I don’t remember exactly when I first learned about “shelo asani isha,” but I have to imagine that I wasn’t too happy about it. There is a section of the siddur called birkas hashachar (morning blessings), which is recited every morning by observant Jews. One of the blessings within birkas hashachar is said by men and blesses God for having not made them women. Women, in turn, thank God for having made them according to His will. Needless to say, this is a challenging topic for many people. I will not attempt to quell anyone else’s unrest or discomfort about the issue. I can only speak of my own perspective, how it’s changed yet remained the same, and how I can live with this rather politically incorrect blessing.
While I can’t recall when or how I first learned about this blessing, I do remember what I was told by a Torah teacher when I asked about it. “Shelo asani isha is not a dig at women,” she explained. “It is only an acknowledgment that men have more mitzvos available (as women are exempt from time-bound ones.) It is said by men in order to be grateful for the extra work.”
I bought this line of thinking for quite some time, and I repeated it to others on many occasions. But over the years, I began to doubt it. It seemed a little apologetic. A little too convenient. It didn’t answer why the prayer was in the negative. So I moved away from this approach. What I focused on instead was context. When people who were bothered by this blessing would ask me how I dealt with it, I would ask them “Do the Orthodox men in your community look down on women?” If the answer was yes, I would tell them, “Then find a new community!” For the vast majority, though, the answer was “Of course not.” These women felt as valued as I do.
My response then was, “I can’t speak for what the rabbis of those times believed about women – no one actually knows the intention they had when they wrote this blessing. What I do know is that the Orthodox men I surround myself with don’t just respect and value women, they are looking to improve women’s place in society, they are looking to find creative ways to include their voices in Jewish life, they are raising strong confident daughters and cherishing their beloved wives. Some of them even have a hard time spitting out these words each day as they pray, because they struggle with this prayer too.”

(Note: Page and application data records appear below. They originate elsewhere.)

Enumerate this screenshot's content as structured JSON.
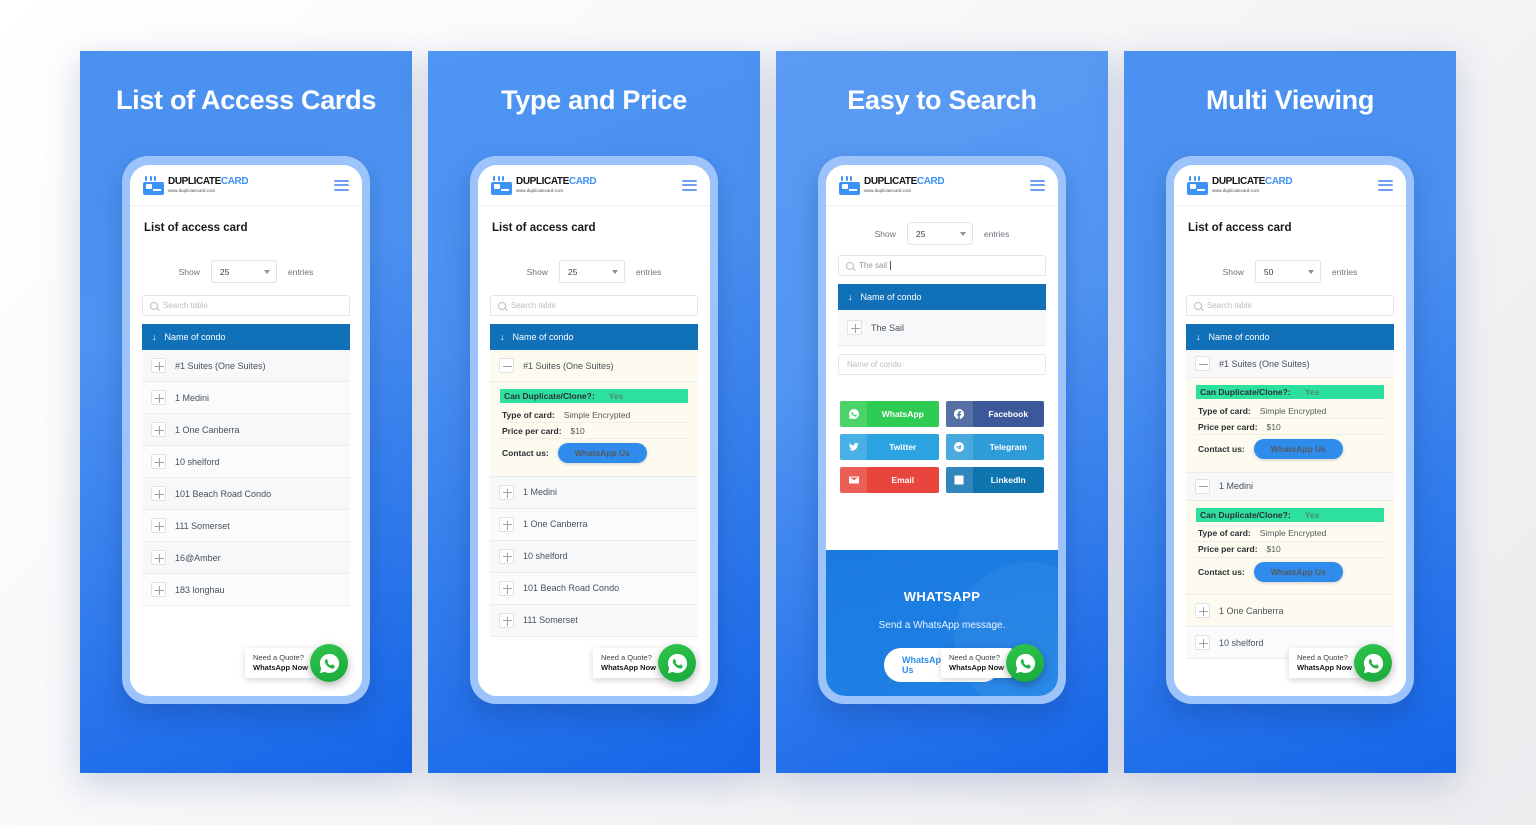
{
  "panels": [
    {
      "title": "List of Access Cards",
      "heading": "List of access card",
      "show_label": "Show",
      "entries_label": "entries",
      "entries_value": "25",
      "search_placeholder": "Search table",
      "column_header": "Name of condo",
      "sort_icon": "↓",
      "rows": [
        "#1 Suites (One Suites)",
        "1 Medini",
        "1 One Canberra",
        "10 shelford",
        "101 Beach Road Condo",
        "111 Somerset",
        "16@Amber",
        "183 longhau"
      ]
    },
    {
      "title": "Type and Price",
      "heading": "List of access card",
      "show_label": "Show",
      "entries_label": "entries",
      "entries_value": "25",
      "search_placeholder": "Search table",
      "column_header": "Name of condo",
      "sort_icon": "↓",
      "expanded_row": "#1 Suites (One Suites)",
      "detail": {
        "duplicate_label": "Can Duplicate/Clone?:",
        "duplicate_value": "Yes",
        "type_label": "Type of card:",
        "type_value": "Simple Encrypted",
        "price_label": "Price per card:",
        "price_value": "$10",
        "contact_label": "Contact us:",
        "contact_button": "WhatsApp Us"
      },
      "rows": [
        "1 Medini",
        "1 One Canberra",
        "10 shelford",
        "101 Beach Road Condo",
        "111 Somerset"
      ]
    },
    {
      "title": "Easy to Search",
      "show_label": "Show",
      "entries_label": "entries",
      "entries_value": "25",
      "search_value": "The sail",
      "column_header": "Name of condo",
      "sort_icon": "↓",
      "rows": [
        "The Sail"
      ],
      "name_input_placeholder": "Name of condo",
      "social": [
        {
          "label": "WhatsApp",
          "icon": "whatsapp-icon",
          "glyph": "✆",
          "color": "#2ecc52"
        },
        {
          "label": "Facebook",
          "icon": "facebook-icon",
          "glyph": "f",
          "color": "#3b5998"
        },
        {
          "label": "Twitter",
          "icon": "twitter-icon",
          "glyph": "ᴠ",
          "color": "#2aa3e0"
        },
        {
          "label": "Telegram",
          "icon": "telegram-icon",
          "glyph": "➤",
          "color": "#2d9cd8"
        },
        {
          "label": "Email",
          "icon": "email-icon",
          "glyph": "✉",
          "color": "#e8453c"
        },
        {
          "label": "LinkedIn",
          "icon": "linkedin-icon",
          "glyph": "in",
          "color": "#1074b0"
        }
      ],
      "footer": {
        "title": "WHATSAPP",
        "subtitle": "Send a WhatsApp message.",
        "button": "WhatsApp Us",
        "arrow": "›"
      }
    },
    {
      "title": "Multi Viewing",
      "heading": "List of access card",
      "show_label": "Show",
      "entries_label": "entries",
      "entries_value": "50",
      "search_placeholder": "Search table",
      "column_header": "Name of condo",
      "sort_icon": "↓",
      "expanded_rows": [
        "#1 Suites (One Suites)",
        "1 Medini"
      ],
      "detail": {
        "duplicate_label": "Can Duplicate/Clone?:",
        "duplicate_value": "Yes",
        "type_label": "Type of card:",
        "type_value": "Simple Encrypted",
        "price_label": "Price per card:",
        "price_value": "$10",
        "contact_label": "Contact us:",
        "contact_button": "WhatsApp Us"
      },
      "rows": [
        "1 One Canberra",
        "10 shelford"
      ]
    }
  ],
  "logo": {
    "name_dark": "DUPLICATE",
    "name_blue": "CARD",
    "url": "www.duplicatecard.com"
  },
  "whatsapp_widget": {
    "line1": "Need a Quote?",
    "line2": "WhatsApp Now"
  },
  "colors": {
    "panel_blue": "#1565e8",
    "table_header": "#1071b9",
    "duplicate_green": "#2ee0a0",
    "whatsapp_green": "#18a83a",
    "button_blue": "#2f8ced"
  }
}
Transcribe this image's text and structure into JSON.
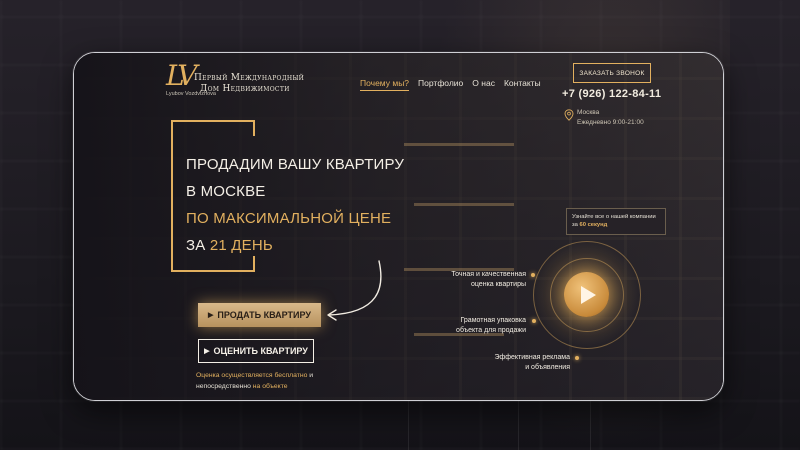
{
  "logo": {
    "mark": "LV",
    "subtitle": "Lyubov Vozdvizhova",
    "title_line1": "Первый Международный",
    "title_line2": "Дом Недвижимости"
  },
  "nav": {
    "items": [
      {
        "label": "Почему мы?",
        "active": true
      },
      {
        "label": "Портфолио",
        "active": false
      },
      {
        "label": "О нас",
        "active": false
      },
      {
        "label": "Контакты",
        "active": false
      }
    ]
  },
  "header": {
    "call_button": "Заказать звонок",
    "phone": "+7 (926) 122-84-11",
    "city": "Москва",
    "hours": "Ежедневно 9:00-21:00"
  },
  "hero": {
    "line1": "Продадим вашу квартиру",
    "line2": "в Москве",
    "line3": "по максимальной цене",
    "line4_prefix": "за",
    "line4_highlight": "21 день"
  },
  "buttons": {
    "sell": "ПРОДАТЬ КВАРТИРУ",
    "evaluate": "ОЦЕНИТЬ КВАРТИРУ"
  },
  "note": {
    "part1": "Оценка осуществляется",
    "part2": "бесплатно",
    "part3": "и",
    "part4": "непосредственно",
    "part5": "на объекте"
  },
  "video": {
    "tooltip_line1": "Узнайте все о нашей компании",
    "tooltip_prefix": "за",
    "tooltip_highlight": "60 секунд",
    "features": [
      {
        "line1": "Точная и качественная",
        "line2": "оценка квартиры"
      },
      {
        "line1": "Грамотная упаковка",
        "line2": "объекта для продажи"
      },
      {
        "line1": "Эффективная реклама",
        "line2": "и объявления"
      }
    ]
  },
  "colors": {
    "accent": "#e2b05f",
    "text": "#f4efe6",
    "background": "#1c1a20"
  }
}
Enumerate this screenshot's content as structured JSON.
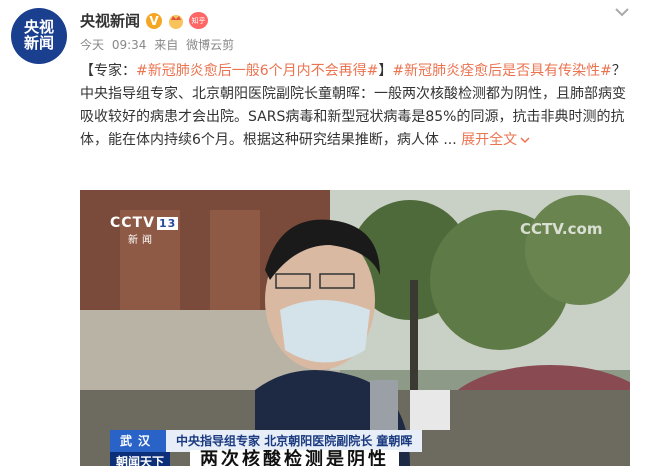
{
  "account": {
    "avatar_line1": "央视",
    "avatar_line2": "新闻",
    "name": "央视新闻",
    "verified_mark": "V",
    "badge_label": "知乎"
  },
  "meta": {
    "date": "今天",
    "time": "09:34",
    "source_prefix": "来自",
    "source": "微博云剪"
  },
  "post": {
    "prefix": "【专家：",
    "topic1": "#新冠肺炎愈后一般6个月内不会再得#",
    "mid": "】",
    "topic2": "#新冠肺炎痊愈后是否具有传染性#",
    "body": "？中央指导组专家、北京朝阳医院副院长童朝晖：一般两次核酸检测都为阴性，且肺部病变吸收较好的病患才会出院。SARS病毒和新型冠状病毒是85%的同源，抗击非典时测的抗体，能在体内持续6个月。根据这种研究结果推断，病人体 ...",
    "expand_label": "展开全文"
  },
  "video": {
    "channel_logo": "CCTV",
    "channel_number": "13",
    "channel_sub": "新闻",
    "watermark": "CCTV.com",
    "location": "武汉",
    "speaker": "中央指导组专家 北京朝阳医院副院长 童朝晖",
    "program": "朝闻天下",
    "headline": "两次核酸检测是阴性"
  },
  "colors": {
    "link": "#eb7350",
    "avatar_bg": "#1b3f8f",
    "lower_bar": "#1e4aa0"
  }
}
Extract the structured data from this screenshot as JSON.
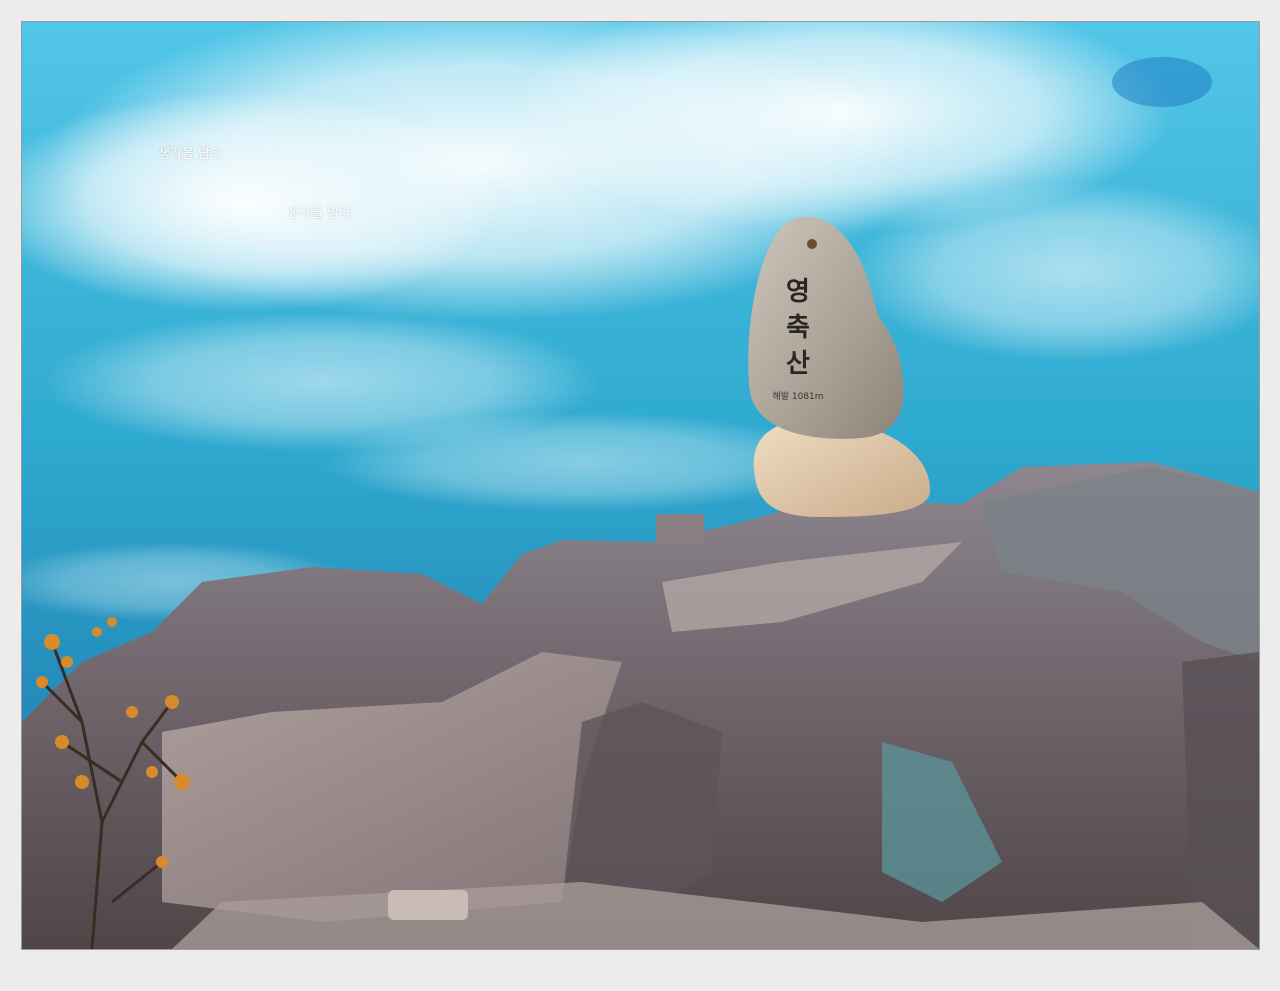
{
  "watermarks": [
    "생각을 담다",
    "생각을 담다"
  ],
  "stone": {
    "name_chars": [
      "영",
      "축",
      "산"
    ],
    "elevation": "해발 1081m"
  },
  "colors": {
    "sky": "#2ea9cf",
    "cloud": "#ffffff",
    "rock": "#6f6568",
    "stone": "#bdb4a8",
    "base_stone": "#dcc4a6",
    "leaves": "#d98a2a",
    "frame_bg": "#ececec"
  }
}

This approach doesn’t un-write this uncomfortable blessing, but it does mean it can be said knowing that no one actually looks down on women and many people wish they didn’t have to say it. They continue to say it because they respect the magnitude of tradition. This was my approach up until a year ago, when I learned something new, which was actually something old.
I was invited to make an appearance on a radio show, and I was told that the day before my appearance that the hosts had been bashing this prayer. I figured that I should look into it more before I showed up on live radio. As I began to research the sources, I saw something fascinating: it wasn’t just some kiruv professional in 1997 trying to alleviate my concerns about the uncomfortable nature of these words. There was actually a renowned 11th century rabbi who was also bothered enough to comment on it. His name was Rashi and he lived in medieval France – a time and place where women’s lib had not yet been invented! Rashi clearly saw the blessing as problematic enough require an explanation. He said exactly what the outreach professional had told me years earlier:“shelo asani isha” refers to a man’s greater obligation in mitzvos. But that’s not all – the rabbis of old were also bothered by the negative phrasing of the blessing, and the Bach concludes that it’s a grammatical technicality that requires the blessing to be the negative in order for a man to reach the required daily allowance of 100 blessings a day.
I admit – this is not a beautiful, elegant answer, neatly wrapped up in a bow. Having an emotionally charged issue end with a lesson in grammar is about as unsatisfying as it gets! At the same time, sometimes, this is the nature of Judaism. Like a marriage, it comes as a package deal which means that some parts of it are less appealing than others. So too, like with marriage, I can choose (and do choose) to accept it because it is a meaningful and mostly beautiful fixture in my life.
Thank you God for making me a women and giving me the freedom to choose.